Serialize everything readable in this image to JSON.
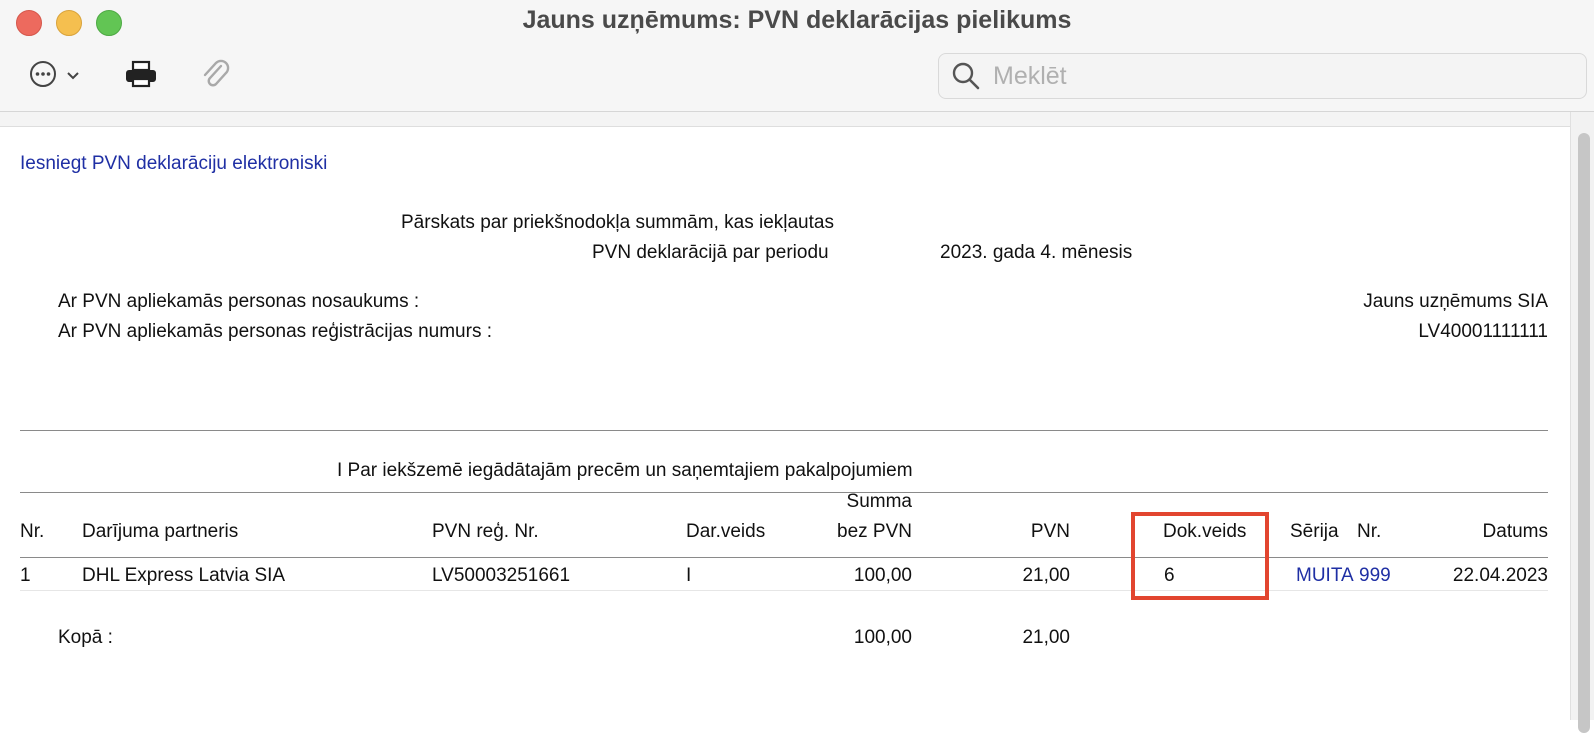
{
  "window": {
    "title": "Jauns uzņēmums: PVN deklarācijas pielikums"
  },
  "toolbar": {
    "more_icon": "ellipsis-circle-icon",
    "print_icon": "printer-icon",
    "attach_icon": "paperclip-icon"
  },
  "search": {
    "placeholder": "Meklēt",
    "value": ""
  },
  "report": {
    "submit_link": "Iesniegt PVN deklarāciju elektroniski",
    "heading_line1": "Pārskats par priekšnodokļa summām, kas iekļautas",
    "heading_line2": "PVN deklarācijā par periodu",
    "period": "2023. gada 4. mēnesis",
    "name_label": "Ar PVN apliekamās personas nosaukums :",
    "name_value": "Jauns uzņēmums SIA",
    "reg_label": "Ar PVN apliekamās personas reģistrācijas numurs :",
    "reg_value": "LV40001111111",
    "section_title": "I Par iekšzemē iegādātajām precēm un saņemtajiem pakalpojumiem"
  },
  "table": {
    "headers": {
      "nr": "Nr.",
      "partner": "Darījuma partneris",
      "reg_nr": "PVN reģ. Nr.",
      "dar_veids": "Dar.veids",
      "summa_line1": "Summa",
      "summa_line2": "bez PVN",
      "pvn": "PVN",
      "dok_veids": "Dok.veids",
      "serija": "Sērija",
      "doc_nr": "Nr.",
      "datums": "Datums"
    },
    "rows": [
      {
        "nr": "1",
        "partner": "DHL Express Latvia SIA",
        "reg_nr": "LV50003251661",
        "dar_veids": "I",
        "summa": "100,00",
        "pvn": "21,00",
        "dok_veids": "6",
        "serija": "MUITA",
        "doc_nr": "999",
        "datums": "22.04.2023"
      }
    ],
    "total": {
      "label": "Kopā :",
      "summa": "100,00",
      "pvn": "21,00"
    }
  },
  "colors": {
    "link": "#1f2fa4",
    "highlight": "#e2452f"
  }
}
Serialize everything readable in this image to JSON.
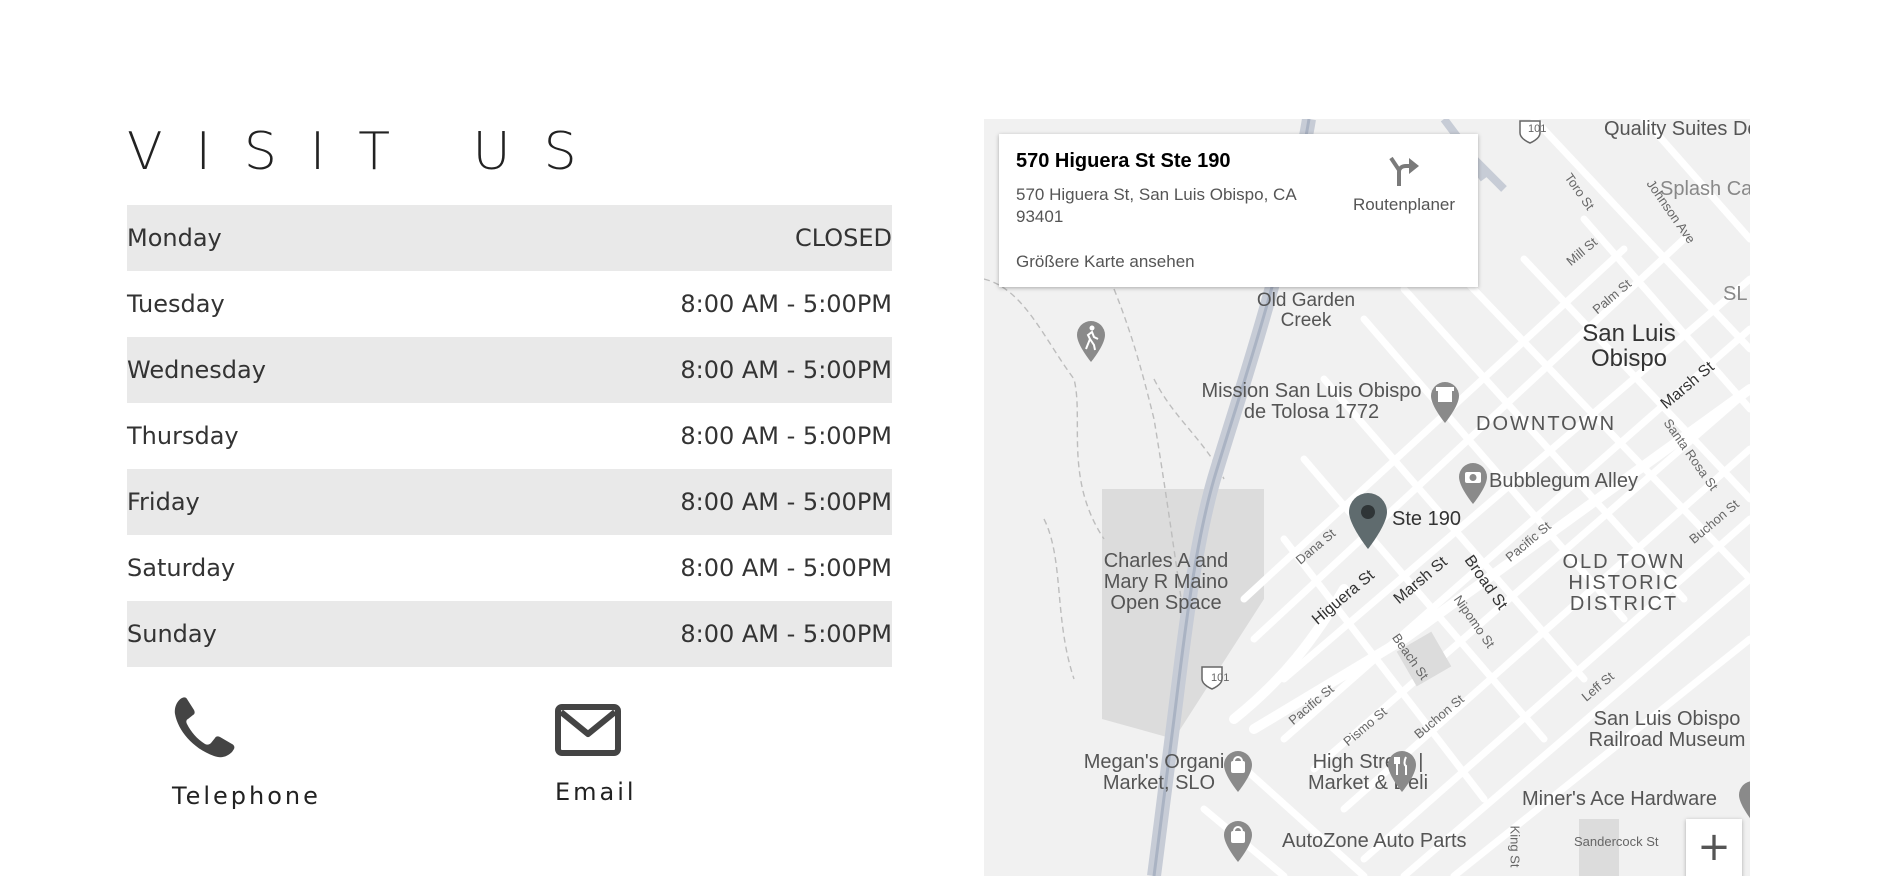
{
  "section_title": "VISIT US",
  "hours": [
    {
      "day": "Monday",
      "time": "CLOSED"
    },
    {
      "day": "Tuesday",
      "time": "8:00 AM - 5:00PM"
    },
    {
      "day": "Wednesday",
      "time": "8:00 AM - 5:00PM"
    },
    {
      "day": "Thursday",
      "time": "8:00 AM - 5:00PM"
    },
    {
      "day": "Friday",
      "time": "8:00 AM - 5:00PM"
    },
    {
      "day": "Saturday",
      "time": "8:00 AM - 5:00PM"
    },
    {
      "day": "Sunday",
      "time": "8:00 AM - 5:00PM"
    }
  ],
  "contact": {
    "telephone_label": "Telephone",
    "telephone_icon": "phone-icon",
    "email_label": "Email",
    "email_icon": "envelope-icon"
  },
  "map": {
    "info_card": {
      "name": "570 Higuera St Ste 190",
      "address": "570 Higuera St, San Luis Obispo, CA 93401",
      "larger_map_link": "Größere Karte ansehen",
      "directions_label": "Routenplaner"
    },
    "marker_label": "Ste 190",
    "zoom_in_label": "+",
    "places": {
      "quality_suites": "Quality Suites Do San Lu",
      "splash": "Splash Ca",
      "old_garden_creek": "Old Garden Creek",
      "san_luis_obispo": "San Luis Obispo",
      "mission": "Mission San Luis Obispo de Tolosa 1772",
      "downtown": "DOWNTOWN",
      "bubblegum": "Bubblegum Alley",
      "charles_maino": "Charles A and Mary R Maino Open Space",
      "old_town": "OLD TOWN HISTORIC DISTRICT",
      "megans": "Megan's Organic Market, SLO",
      "high_street": "High Street | Market & Deli",
      "railroad_museum": "San Luis Obispo Railroad Museum",
      "miners": "Miner's Ace Hardware",
      "autozone": "AutoZone Auto Parts",
      "slo_partial": "SL"
    },
    "streets": {
      "toro": "Toro St",
      "johnson": "Johnson Ave",
      "mill": "Mill St",
      "palm": "Palm St",
      "marsh_ne": "Marsh St",
      "santa_rosa": "Santa Rosa St",
      "buchon_e": "Buchon St",
      "dana": "Dana St",
      "higuera": "Higuera St",
      "marsh": "Marsh St",
      "broad": "Broad St",
      "nipomo": "Nipomo St",
      "pacific": "Pacific St",
      "beach": "Beach St",
      "pacific_s": "Pacific St",
      "pismo": "Pismo St",
      "buchon": "Buchon St",
      "leff": "Leff St",
      "king": "King St",
      "sandercock": "Sandercock St",
      "hwy_101": "101"
    }
  }
}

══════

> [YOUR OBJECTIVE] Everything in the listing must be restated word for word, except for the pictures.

> [ANSWER BELOW]
Serialize everything readable in this image to JSON.
{
  "window": {
    "title": "Jauns uzņēmums: PVN deklarācijas pielikums"
  },
  "toolbar": {
    "more_icon": "ellipsis-circle-icon",
    "print_icon": "printer-icon",
    "attach_icon": "paperclip-icon"
  },
  "search": {
    "placeholder": "Meklēt",
    "value": ""
  },
  "report": {
    "submit_link": "Iesniegt PVN deklarāciju elektroniski",
    "heading_line1": "Pārskats par priekšnodokļa summām, kas iekļautas",
    "heading_line2": "PVN deklarācijā par periodu",
    "period": "2023. gada 4. mēnesis",
    "name_label": "Ar PVN apliekamās personas nosaukums :",
    "name_value": "Jauns uzņēmums SIA",
    "reg_label": "Ar PVN apliekamās personas reģistrācijas numurs :",
    "reg_value": "LV40001111111",
    "section_title": "I Par iekšzemē iegādātajām precēm un saņemtajiem pakalpojumiem"
  },
  "table": {
    "headers": {
      "nr": "Nr.",
      "partner": "Darījuma partneris",
      "reg_nr": "PVN reģ. Nr.",
      "dar_veids": "Dar.veids",
      "summa_line1": "Summa",
      "summa_line2": "bez PVN",
      "pvn": "PVN",
      "dok_veids": "Dok.veids",
      "serija": "Sērija",
      "doc_nr": "Nr.",
      "datums": "Datums"
    },
    "rows": [
      {
        "nr": "1",
        "partner": "DHL Express Latvia SIA",
        "reg_nr": "LV50003251661",
        "dar_veids": "I",
        "summa": "100,00",
        "pvn": "21,00",
        "dok_veids": "6",
        "serija": "MUITA",
        "doc_nr": "999",
        "datums": "22.04.2023"
      }
    ],
    "total": {
      "label": "Kopā :",
      "summa": "100,00",
      "pvn": "21,00"
    }
  },
  "colors": {
    "link": "#1f2fa4",
    "highlight": "#e2452f"
  }
}
Serialize everything readable in this image to JSON.
{
  "section_title": "VISIT US",
  "hours": [
    {
      "day": "Monday",
      "time": "CLOSED"
    },
    {
      "day": "Tuesday",
      "time": "8:00 AM - 5:00PM"
    },
    {
      "day": "Wednesday",
      "time": "8:00 AM - 5:00PM"
    },
    {
      "day": "Thursday",
      "time": "8:00 AM - 5:00PM"
    },
    {
      "day": "Friday",
      "time": "8:00 AM - 5:00PM"
    },
    {
      "day": "Saturday",
      "time": "8:00 AM - 5:00PM"
    },
    {
      "day": "Sunday",
      "time": "8:00 AM - 5:00PM"
    }
  ],
  "contact": {
    "telephone_label": "Telephone",
    "telephone_icon": "phone-icon",
    "email_label": "Email",
    "email_icon": "envelope-icon"
  },
  "map": {
    "info_card": {
      "name": "570 Higuera St Ste 190",
      "address": "570 Higuera St, San Luis Obispo, CA 93401",
      "larger_map_link": "Größere Karte ansehen",
      "directions_label": "Routenplaner"
    },
    "marker_label": "Ste 190",
    "zoom_in_label": "+",
    "places": {
      "quality_suites": "Quality Suites Do San Lu",
      "splash": "Splash Ca",
      "old_garden_creek": "Old Garden Creek",
      "san_luis_obispo": "San Luis Obispo",
      "mission": "Mission San Luis Obispo de Tolosa 1772",
      "downtown": "DOWNTOWN",
      "bubblegum": "Bubblegum Alley",
      "charles_maino": "Charles A and Mary R Maino Open Space",
      "old_town": "OLD TOWN HISTORIC DISTRICT",
      "megans": "Megan's Organic Market, SLO",
      "high_street": "High Street | Market & Deli",
      "railroad_museum": "San Luis Obispo Railroad Museum",
      "miners": "Miner's Ace Hardware",
      "autozone": "AutoZone Auto Parts",
      "slo_partial": "SL"
    },
    "streets": {
      "toro": "Toro St",
      "johnson": "Johnson Ave",
      "mill": "Mill St",
      "palm": "Palm St",
      "marsh_ne": "Marsh St",
      "santa_rosa": "Santa Rosa St",
      "buchon_e": "Buchon St",
      "dana": "Dana St",
      "higuera": "Higuera St",
      "marsh": "Marsh St",
      "broad": "Broad St",
      "nipomo": "Nipomo St",
      "pacific": "Pacific St",
      "beach": "Beach St",
      "pacific_s": "Pacific St",
      "pismo": "Pismo St",
      "buchon": "Buchon St",
      "leff": "Leff St",
      "king": "King St",
      "sandercock": "Sandercock St",
      "hwy_101": "101"
    }
  }
}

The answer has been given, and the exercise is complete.